However, Washington State could only do this under the federal authorization to release hazardous
substance granted by EPA leaders, who ignored the laws.

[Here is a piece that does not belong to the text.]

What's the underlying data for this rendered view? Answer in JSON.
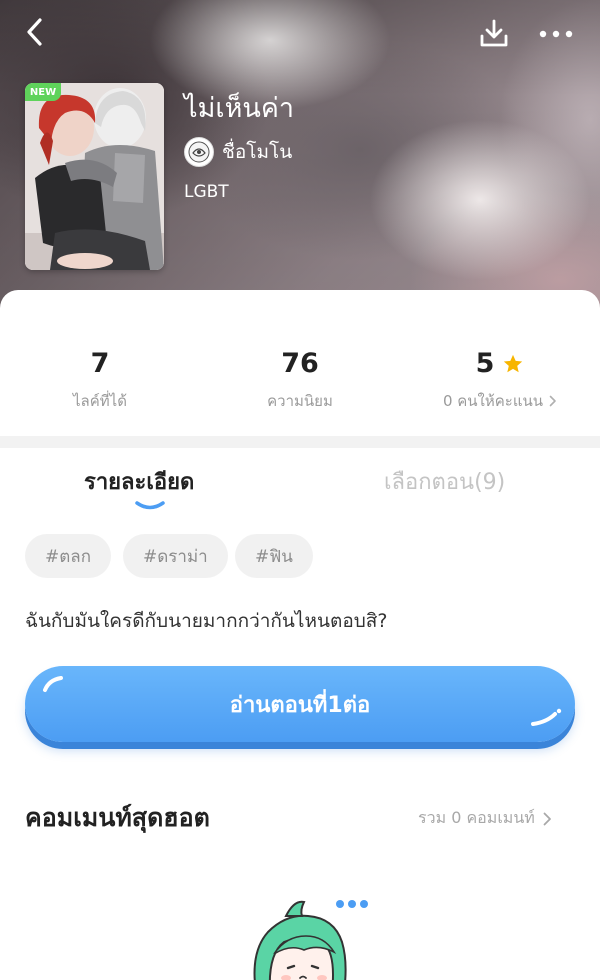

Congress has not changed the laws yet.
According to EPA, under RCRA, when pollutants are removed during the treatment of  domestic
sewage, the effluent which goes through the treatment plant is still treated domestic sewage and is
released under a CWA NPDES permit. "However, during the treatment of domestic sewage, solids and
dissolved materials are removed from the sewage and collected as sludges." "The language of
Sections 1004(27) and 1004(26A) indicates that sludge generated by a wastewater treatment plant,
water supply treatment plant or air pollution control facility is a solid waste for purposes of the Act."
This is of course why part 258 was created in 1991, which according to part 503.4 is the only disposal
method that complies with Section 405 of the Clean Water Act.

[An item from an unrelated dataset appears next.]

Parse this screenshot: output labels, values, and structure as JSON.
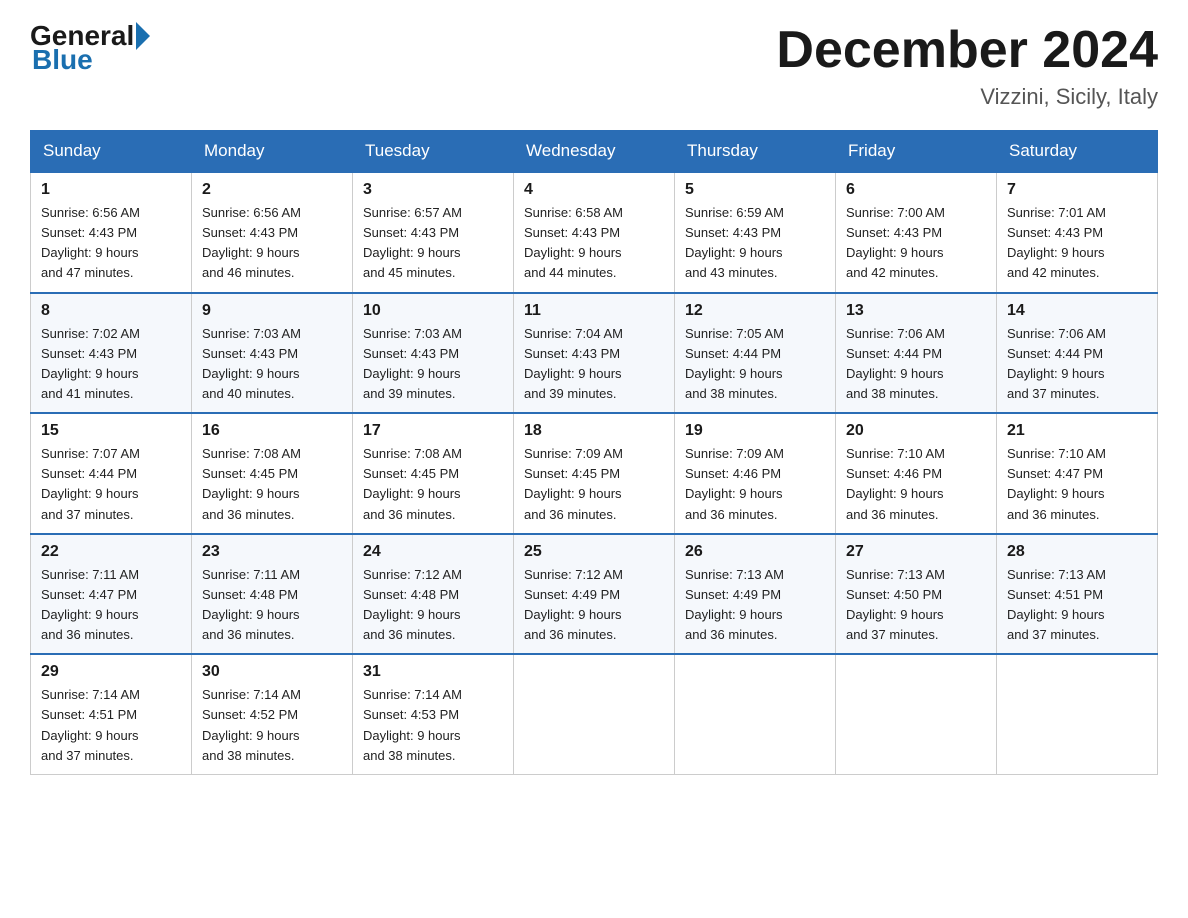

503.4 Relationship to other regulations.
Disposal of sewage sludge in a municipal solid waste landfill unit, as defined in 40 CFR 258.2, that
complies with the requirements in 40 CFR part 258 constitutes compliance with section 405(d) of the

To understand how badly the public has been misled we need to go back to 1979 when EPA issued 40
CFR 257 the Criteria for Classification of Solid Waste Disposal Facilities and Practices.   The criteria
was based on a "state solid waste management planning effort supported by EPA under subtitle D of
the Resource Conservation and Recovery Act (RCRA, or the Act)."

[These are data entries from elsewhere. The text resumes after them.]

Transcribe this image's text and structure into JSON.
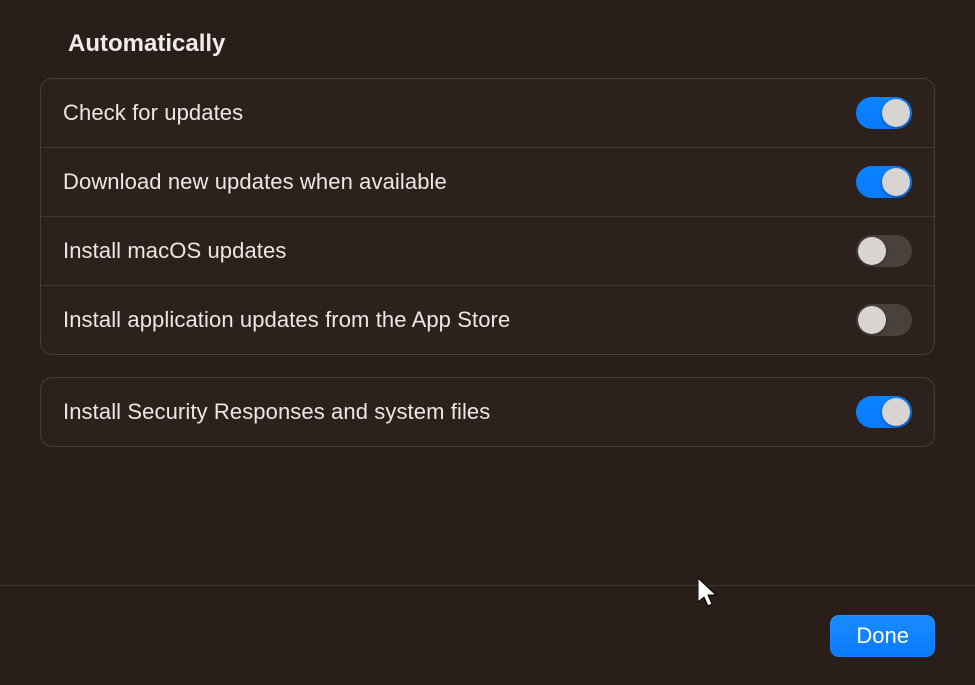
{
  "header": {
    "title": "Automatically"
  },
  "panel1": {
    "rows": [
      {
        "label": "Check for updates",
        "on": true
      },
      {
        "label": "Download new updates when available",
        "on": true
      },
      {
        "label": "Install macOS updates",
        "on": false
      },
      {
        "label": "Install application updates from the App Store",
        "on": false
      }
    ]
  },
  "panel2": {
    "rows": [
      {
        "label": "Install Security Responses and system files",
        "on": true
      }
    ]
  },
  "footer": {
    "done_label": "Done"
  }
}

EPA issued the guidelines under Section 4002(b) of the Act in 1979 as 40 CFR 256. However, when
last checked, no state has every submitted a solid waste manage plan to EPA for approval under that

"The criteria established the level of protection necessary to provide that "no reasonable probability of
adverse effects on health or the environment will result from operation of the facility."" The facilities
that did not meet that criteria under Section 4004 are open dumps under the Act and prohibited by
Section 4005(c) of the Act.

"The criteria also provide the standard to be applied by the Federal District Courts in determining
whether parties have engaged in acts that violate the prohibition of open dumping, also contained in
Subtitle D of RCRA.  The criteria also partially fulfill the requirement of Section 405 of the Clean Water
Act to provide guidelines for the disposal and utilization of wastewater treatment plant sludge."
(Federal Register vol. 44, p.53438)

Since part 503 is a self-implementing federal authorization to dispose of hazardous substances
contaminated sludge based on the need to issue pollution removal credits under
part 403, Appendix
for the original ten listed toxic metals, there is no provision for addressing or allowing a citizens suit
to protect the environment and/or human health. Many states have taken advantage of the
self-implementing federal authorization granted by 503 to change state law to give immunity to those
people who are spreading death, disease, cancer, etc, among the public at large.

Since the Federal and State Environmental people, as well as municipalities, have known this
information all along, it would appear they have had a murderous intent toward the public, just to save
a little paperwork. This is now a political situation infecting state legislative bodies as well as Congress
and the Senate who have already had Hearings, and agreed sludge was not safe.